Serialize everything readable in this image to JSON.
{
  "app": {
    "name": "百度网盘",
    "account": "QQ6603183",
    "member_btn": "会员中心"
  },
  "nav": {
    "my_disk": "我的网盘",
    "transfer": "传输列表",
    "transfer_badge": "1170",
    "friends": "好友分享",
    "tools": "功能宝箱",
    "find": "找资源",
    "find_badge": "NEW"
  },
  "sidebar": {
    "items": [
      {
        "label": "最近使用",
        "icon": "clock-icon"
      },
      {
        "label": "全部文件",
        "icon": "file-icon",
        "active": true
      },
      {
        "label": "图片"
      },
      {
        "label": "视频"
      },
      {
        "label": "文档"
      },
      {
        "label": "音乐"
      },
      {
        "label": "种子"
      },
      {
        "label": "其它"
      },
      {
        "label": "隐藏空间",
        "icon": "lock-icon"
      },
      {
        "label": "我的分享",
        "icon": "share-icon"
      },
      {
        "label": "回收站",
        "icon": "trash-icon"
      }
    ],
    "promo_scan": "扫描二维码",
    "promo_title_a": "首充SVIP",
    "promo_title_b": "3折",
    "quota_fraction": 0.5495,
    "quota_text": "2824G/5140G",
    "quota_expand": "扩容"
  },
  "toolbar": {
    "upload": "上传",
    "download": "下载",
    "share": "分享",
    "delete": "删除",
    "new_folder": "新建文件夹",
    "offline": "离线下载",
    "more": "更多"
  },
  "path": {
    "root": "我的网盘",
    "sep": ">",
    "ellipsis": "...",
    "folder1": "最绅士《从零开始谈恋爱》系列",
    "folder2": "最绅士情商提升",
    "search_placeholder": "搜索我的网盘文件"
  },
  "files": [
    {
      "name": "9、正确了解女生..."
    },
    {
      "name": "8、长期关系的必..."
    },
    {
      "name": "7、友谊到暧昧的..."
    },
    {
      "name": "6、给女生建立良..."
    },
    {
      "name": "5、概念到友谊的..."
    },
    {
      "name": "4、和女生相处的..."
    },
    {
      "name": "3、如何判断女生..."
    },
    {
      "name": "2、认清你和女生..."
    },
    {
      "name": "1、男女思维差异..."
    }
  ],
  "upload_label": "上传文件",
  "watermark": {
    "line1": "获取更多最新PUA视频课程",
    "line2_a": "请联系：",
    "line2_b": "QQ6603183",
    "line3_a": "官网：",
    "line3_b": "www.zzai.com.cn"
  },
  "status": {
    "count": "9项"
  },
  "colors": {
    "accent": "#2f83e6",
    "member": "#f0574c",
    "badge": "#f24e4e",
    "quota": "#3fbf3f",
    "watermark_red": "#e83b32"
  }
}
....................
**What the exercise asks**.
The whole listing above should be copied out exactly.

**Response**.
Serialize everything readable in this image to JSON.
{
  "app": {
    "name": "百度网盘",
    "account": "QQ6603183",
    "member_btn": "会员中心"
  },
  "nav": {
    "my_disk": "我的网盘",
    "transfer": "传输列表",
    "transfer_badge": "1170",
    "friends": "好友分享",
    "tools": "功能宝箱",
    "find": "找资源",
    "find_badge": "NEW"
  },
  "sidebar": {
    "items": [
      {
        "label": "最近使用",
        "icon": "clock-icon"
      },
      {
        "label": "全部文件",
        "icon": "file-icon",
        "active": true
      },
      {
        "label": "图片"
      },
      {
        "label": "视频"
      },
      {
        "label": "文档"
      },
      {
        "label": "音乐"
      },
      {
        "label": "种子"
      },
      {
        "label": "其它"
      },
      {
        "label": "隐藏空间",
        "icon": "lock-icon"
      },
      {
        "label": "我的分享",
        "icon": "share-icon"
      },
      {
        "label": "回收站",
        "icon": "trash-icon"
      }
    ],
    "promo_scan": "扫描二维码",
    "promo_title_a": "首充SVIP",
    "promo_title_b": "3折",
    "quota_fraction": 0.5495,
    "quota_text": "2824G/5140G",
    "quota_expand": "扩容"
  },
  "toolbar": {
    "upload": "上传",
    "download": "下载",
    "share": "分享",
    "delete": "删除",
    "new_folder": "新建文件夹",
    "offline": "离线下载",
    "more": "更多"
  },
  "path": {
    "root": "我的网盘",
    "sep": ">",
    "ellipsis": "...",
    "folder1": "最绅士《从零开始谈恋爱》系列",
    "folder2": "最绅士情商提升",
    "search_placeholder": "搜索我的网盘文件"
  },
  "files": [
    {
      "name": "9、正确了解女生..."
    },
    {
      "name": "8、长期关系的必..."
    },
    {
      "name": "7、友谊到暧昧的..."
    },
    {
      "name": "6、给女生建立良..."
    },
    {
      "name": "5、概念到友谊的..."
    },
    {
      "name": "4、和女生相处的..."
    },
    {
      "name": "3、如何判断女生..."
    },
    {
      "name": "2、认清你和女生..."
    },
    {
      "name": "1、男女思维差异..."
    }
  ],
  "upload_label": "上传文件",
  "watermark": {
    "line1": "获取更多最新PUA视频课程",
    "line2_a": "请联系：",
    "line2_b": "QQ6603183",
    "line3_a": "官网：",
    "line3_b": "www.zzai.com.cn"
  },
  "status": {
    "count": "9项"
  },
  "colors": {
    "accent": "#2f83e6",
    "member": "#f0574c",
    "badge": "#f24e4e",
    "quota": "#3fbf3f",
    "watermark_red": "#e83b32"
  }
}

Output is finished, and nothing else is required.